Your objective: Without any pictures, the records below should be reproduced exactly.
┏━━
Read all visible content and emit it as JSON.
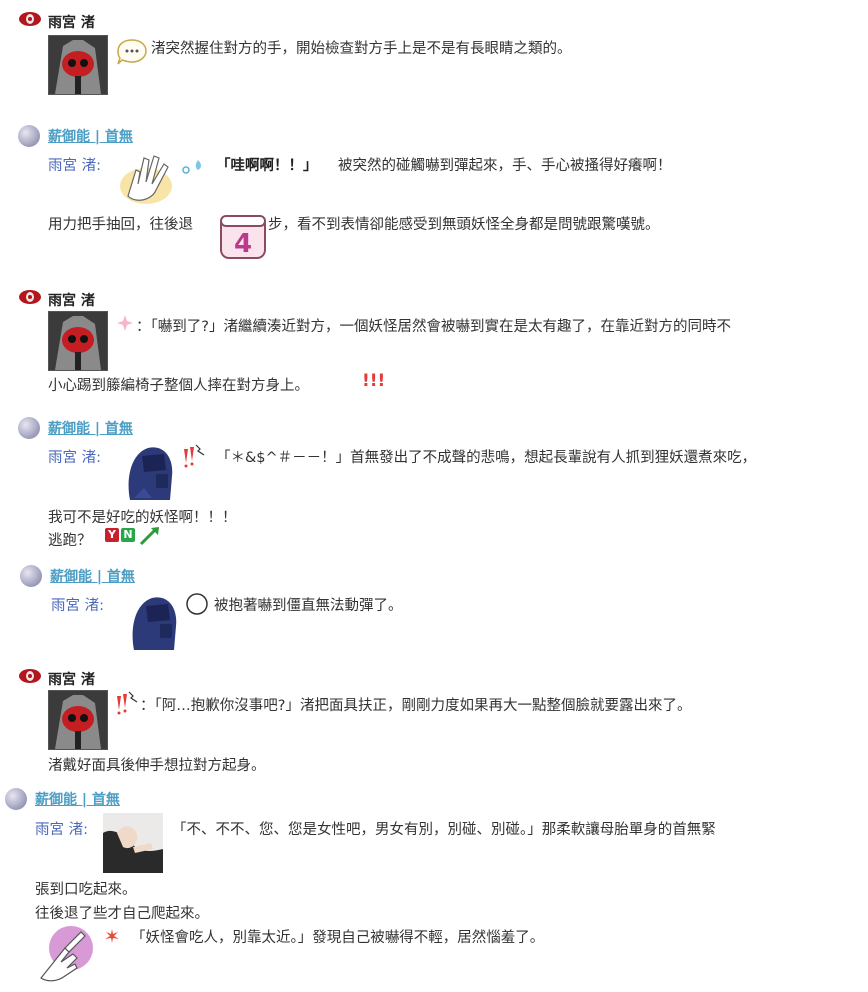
{
  "posts": [
    {
      "speaker": "雨宮 渚",
      "lines": [
        "渚突然握住對方的手，開始檢查對方手上是不是有長眼睛之類的。"
      ]
    },
    {
      "speaker": "薪御能 | 首無",
      "sub": "雨宮 渚:",
      "lines": [
        "「哇啊啊！！」",
        "被突然的碰觸嚇到彈起來，手、手心被搔得好癢啊！",
        "用力把手抽回，往後退",
        "步，看不到表情卻能感受到無頭妖怪全身都是問號跟驚嘆號。"
      ],
      "sticker": "4"
    },
    {
      "speaker": "雨宮 渚",
      "lines": [
        "：「嚇到了?」渚繼續湊近對方，一個妖怪居然會被嚇到實在是太有趣了，在靠近對方的同時不",
        "小心踢到籐編椅子整個人摔在對方身上。",
        "!!!"
      ]
    },
    {
      "speaker": "薪御能 | 首無",
      "sub": "雨宮 渚:",
      "lines": [
        "「＊&$^＃－－！」首無發出了不成聲的悲鳴，想起長輩說有人抓到狸妖還煮來吃，",
        "我可不是好吃的妖怪啊！！！",
        "逃跑？"
      ],
      "yn": [
        "Y",
        "N"
      ]
    },
    {
      "speaker": "薪御能 | 首無",
      "sub": "雨宮 渚:",
      "lines": [
        "被抱著嚇到僵直無法動彈了。"
      ]
    },
    {
      "speaker": "雨宮 渚",
      "lines": [
        "：「阿…抱歉你沒事吧?」渚把面具扶正，剛剛力度如果再大一點整個臉就要露出來了。",
        "渚戴好面具後伸手想拉對方起身。"
      ]
    },
    {
      "speaker": "薪御能 | 首無",
      "sub": "雨宮 渚:",
      "lines": [
        "「不、不不、您、您是女性吧，男女有別，別碰、別碰。」那柔軟讓母胎單身的首無緊",
        "張到口吃起來。",
        "往後退了些才自己爬起來。",
        "「妖怪會吃人，別靠太近。」發現自己被嚇得不輕，居然惱羞了。"
      ]
    }
  ],
  "colors": {
    "link": "#4d9ec4",
    "sub": "#4a69bd",
    "text": "#333333",
    "exclaim": "#e23b3b"
  },
  "icons": [
    "red-mask-icon",
    "speech-bubble-icon",
    "avatar-globe-icon",
    "wave-hand-icon",
    "sparkle-icon",
    "blue-hooded-figure-icon",
    "shock-icon",
    "thought-bubble-icon",
    "pointing-hand-icon",
    "arrow-icon"
  ]
}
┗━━
Task result:
Read all visible content and emit it as JSON.
{
  "posts": [
    {
      "speaker": "雨宮 渚",
      "lines": [
        "渚突然握住對方的手，開始檢查對方手上是不是有長眼睛之類的。"
      ]
    },
    {
      "speaker": "薪御能 | 首無",
      "sub": "雨宮 渚:",
      "lines": [
        "「哇啊啊！！」",
        "被突然的碰觸嚇到彈起來，手、手心被搔得好癢啊！",
        "用力把手抽回，往後退",
        "步，看不到表情卻能感受到無頭妖怪全身都是問號跟驚嘆號。"
      ],
      "sticker": "4"
    },
    {
      "speaker": "雨宮 渚",
      "lines": [
        "：「嚇到了?」渚繼續湊近對方，一個妖怪居然會被嚇到實在是太有趣了，在靠近對方的同時不",
        "小心踢到籐編椅子整個人摔在對方身上。",
        "!!!"
      ]
    },
    {
      "speaker": "薪御能 | 首無",
      "sub": "雨宮 渚:",
      "lines": [
        "「＊&$^＃－－！」首無發出了不成聲的悲鳴，想起長輩說有人抓到狸妖還煮來吃，",
        "我可不是好吃的妖怪啊！！！",
        "逃跑？"
      ],
      "yn": [
        "Y",
        "N"
      ]
    },
    {
      "speaker": "薪御能 | 首無",
      "sub": "雨宮 渚:",
      "lines": [
        "被抱著嚇到僵直無法動彈了。"
      ]
    },
    {
      "speaker": "雨宮 渚",
      "lines": [
        "：「阿…抱歉你沒事吧?」渚把面具扶正，剛剛力度如果再大一點整個臉就要露出來了。",
        "渚戴好面具後伸手想拉對方起身。"
      ]
    },
    {
      "speaker": "薪御能 | 首無",
      "sub": "雨宮 渚:",
      "lines": [
        "「不、不不、您、您是女性吧，男女有別，別碰、別碰。」那柔軟讓母胎單身的首無緊",
        "張到口吃起來。",
        "往後退了些才自己爬起來。",
        "「妖怪會吃人，別靠太近。」發現自己被嚇得不輕，居然惱羞了。"
      ]
    }
  ],
  "colors": {
    "link": "#4d9ec4",
    "sub": "#4a69bd",
    "text": "#333333",
    "exclaim": "#e23b3b"
  },
  "icons": [
    "red-mask-icon",
    "speech-bubble-icon",
    "avatar-globe-icon",
    "wave-hand-icon",
    "sparkle-icon",
    "blue-hooded-figure-icon",
    "shock-icon",
    "thought-bubble-icon",
    "pointing-hand-icon",
    "arrow-icon"
  ]
}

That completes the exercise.